Top of INPUT

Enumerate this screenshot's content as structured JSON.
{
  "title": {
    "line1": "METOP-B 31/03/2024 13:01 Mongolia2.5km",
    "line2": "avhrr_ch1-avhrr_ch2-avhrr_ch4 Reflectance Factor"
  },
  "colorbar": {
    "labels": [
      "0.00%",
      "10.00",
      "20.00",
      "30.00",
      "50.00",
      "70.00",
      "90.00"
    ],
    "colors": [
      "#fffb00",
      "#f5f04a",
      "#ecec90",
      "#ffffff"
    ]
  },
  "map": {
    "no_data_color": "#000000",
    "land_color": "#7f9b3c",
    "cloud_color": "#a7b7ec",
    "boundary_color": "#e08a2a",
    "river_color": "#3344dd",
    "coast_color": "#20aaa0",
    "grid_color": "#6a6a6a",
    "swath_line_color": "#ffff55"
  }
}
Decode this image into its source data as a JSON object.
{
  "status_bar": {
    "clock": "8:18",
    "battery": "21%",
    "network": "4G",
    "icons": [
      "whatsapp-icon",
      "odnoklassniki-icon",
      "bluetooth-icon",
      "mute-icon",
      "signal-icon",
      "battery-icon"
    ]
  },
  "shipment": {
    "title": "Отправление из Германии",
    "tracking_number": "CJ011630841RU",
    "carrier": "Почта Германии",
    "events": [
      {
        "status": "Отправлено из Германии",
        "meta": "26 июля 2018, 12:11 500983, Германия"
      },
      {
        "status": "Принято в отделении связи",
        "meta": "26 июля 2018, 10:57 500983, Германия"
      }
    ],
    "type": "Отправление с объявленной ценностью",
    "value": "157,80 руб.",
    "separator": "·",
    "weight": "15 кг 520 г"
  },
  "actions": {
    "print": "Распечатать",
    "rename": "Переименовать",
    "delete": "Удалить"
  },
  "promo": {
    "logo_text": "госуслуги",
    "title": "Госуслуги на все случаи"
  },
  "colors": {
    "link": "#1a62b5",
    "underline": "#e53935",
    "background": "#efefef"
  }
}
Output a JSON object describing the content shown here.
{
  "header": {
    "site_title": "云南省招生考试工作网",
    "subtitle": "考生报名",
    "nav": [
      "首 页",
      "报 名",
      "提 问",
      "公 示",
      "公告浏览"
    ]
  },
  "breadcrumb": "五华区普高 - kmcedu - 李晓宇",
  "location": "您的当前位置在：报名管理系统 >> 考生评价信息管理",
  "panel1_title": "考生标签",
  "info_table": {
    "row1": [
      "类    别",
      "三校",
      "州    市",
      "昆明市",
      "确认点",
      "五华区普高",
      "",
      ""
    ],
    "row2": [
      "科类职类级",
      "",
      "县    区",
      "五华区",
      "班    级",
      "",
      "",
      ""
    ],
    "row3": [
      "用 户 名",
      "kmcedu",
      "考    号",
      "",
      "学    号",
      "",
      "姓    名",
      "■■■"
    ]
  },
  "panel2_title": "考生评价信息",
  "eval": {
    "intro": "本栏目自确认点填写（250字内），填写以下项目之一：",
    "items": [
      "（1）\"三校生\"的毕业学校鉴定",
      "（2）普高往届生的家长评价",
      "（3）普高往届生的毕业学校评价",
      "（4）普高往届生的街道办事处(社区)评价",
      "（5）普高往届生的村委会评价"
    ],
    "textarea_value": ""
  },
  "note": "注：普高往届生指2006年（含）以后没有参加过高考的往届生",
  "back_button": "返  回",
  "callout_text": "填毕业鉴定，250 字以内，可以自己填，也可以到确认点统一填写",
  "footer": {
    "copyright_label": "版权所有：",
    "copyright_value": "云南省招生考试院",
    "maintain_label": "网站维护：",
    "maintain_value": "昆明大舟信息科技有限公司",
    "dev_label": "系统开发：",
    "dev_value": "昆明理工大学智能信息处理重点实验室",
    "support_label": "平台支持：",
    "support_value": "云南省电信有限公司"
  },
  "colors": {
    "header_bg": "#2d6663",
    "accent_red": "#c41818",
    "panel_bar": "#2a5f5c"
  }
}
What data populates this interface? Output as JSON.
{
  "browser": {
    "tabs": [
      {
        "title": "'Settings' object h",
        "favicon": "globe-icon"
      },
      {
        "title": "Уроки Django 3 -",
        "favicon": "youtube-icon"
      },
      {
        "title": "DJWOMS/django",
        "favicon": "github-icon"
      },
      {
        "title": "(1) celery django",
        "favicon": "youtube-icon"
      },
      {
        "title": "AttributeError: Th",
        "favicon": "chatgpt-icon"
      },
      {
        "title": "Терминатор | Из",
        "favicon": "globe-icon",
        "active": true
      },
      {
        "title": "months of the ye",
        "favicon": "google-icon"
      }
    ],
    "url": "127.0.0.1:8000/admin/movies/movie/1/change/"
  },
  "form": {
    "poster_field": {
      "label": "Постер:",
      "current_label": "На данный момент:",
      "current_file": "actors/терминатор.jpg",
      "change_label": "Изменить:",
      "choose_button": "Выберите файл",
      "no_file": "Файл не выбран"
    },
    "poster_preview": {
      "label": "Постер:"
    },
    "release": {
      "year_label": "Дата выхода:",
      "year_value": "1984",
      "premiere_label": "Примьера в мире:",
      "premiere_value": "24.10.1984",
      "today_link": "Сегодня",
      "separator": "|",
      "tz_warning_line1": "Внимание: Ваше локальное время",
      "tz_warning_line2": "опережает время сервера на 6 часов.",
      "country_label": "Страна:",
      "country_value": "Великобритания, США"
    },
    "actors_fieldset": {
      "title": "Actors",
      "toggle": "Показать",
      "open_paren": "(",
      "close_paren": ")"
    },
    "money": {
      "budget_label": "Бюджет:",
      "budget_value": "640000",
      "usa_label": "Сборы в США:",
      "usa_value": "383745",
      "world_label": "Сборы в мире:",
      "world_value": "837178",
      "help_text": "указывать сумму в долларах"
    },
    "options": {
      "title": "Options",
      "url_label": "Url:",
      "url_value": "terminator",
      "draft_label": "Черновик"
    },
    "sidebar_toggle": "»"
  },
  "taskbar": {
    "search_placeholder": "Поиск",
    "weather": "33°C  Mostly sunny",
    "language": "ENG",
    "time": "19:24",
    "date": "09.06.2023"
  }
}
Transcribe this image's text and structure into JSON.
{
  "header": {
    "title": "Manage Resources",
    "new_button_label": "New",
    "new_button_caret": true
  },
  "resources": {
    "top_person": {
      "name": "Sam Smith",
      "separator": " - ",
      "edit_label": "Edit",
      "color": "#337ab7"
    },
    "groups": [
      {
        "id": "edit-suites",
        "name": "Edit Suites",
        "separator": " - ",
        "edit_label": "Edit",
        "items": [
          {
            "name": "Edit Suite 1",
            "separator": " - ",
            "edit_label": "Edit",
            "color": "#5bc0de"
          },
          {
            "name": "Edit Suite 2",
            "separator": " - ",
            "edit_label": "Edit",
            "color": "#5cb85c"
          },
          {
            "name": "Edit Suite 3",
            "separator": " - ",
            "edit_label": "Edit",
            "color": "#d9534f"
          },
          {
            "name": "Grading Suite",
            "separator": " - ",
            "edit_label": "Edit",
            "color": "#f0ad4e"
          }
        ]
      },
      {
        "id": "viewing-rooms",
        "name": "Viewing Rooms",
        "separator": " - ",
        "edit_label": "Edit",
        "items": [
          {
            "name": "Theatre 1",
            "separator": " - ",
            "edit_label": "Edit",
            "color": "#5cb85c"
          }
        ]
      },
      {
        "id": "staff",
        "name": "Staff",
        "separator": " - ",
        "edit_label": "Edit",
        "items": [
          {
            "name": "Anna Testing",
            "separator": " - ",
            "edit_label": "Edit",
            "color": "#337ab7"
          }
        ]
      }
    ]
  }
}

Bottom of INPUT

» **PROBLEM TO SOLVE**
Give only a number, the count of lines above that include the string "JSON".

» **OUTPUT OF THE EXERCISE**
5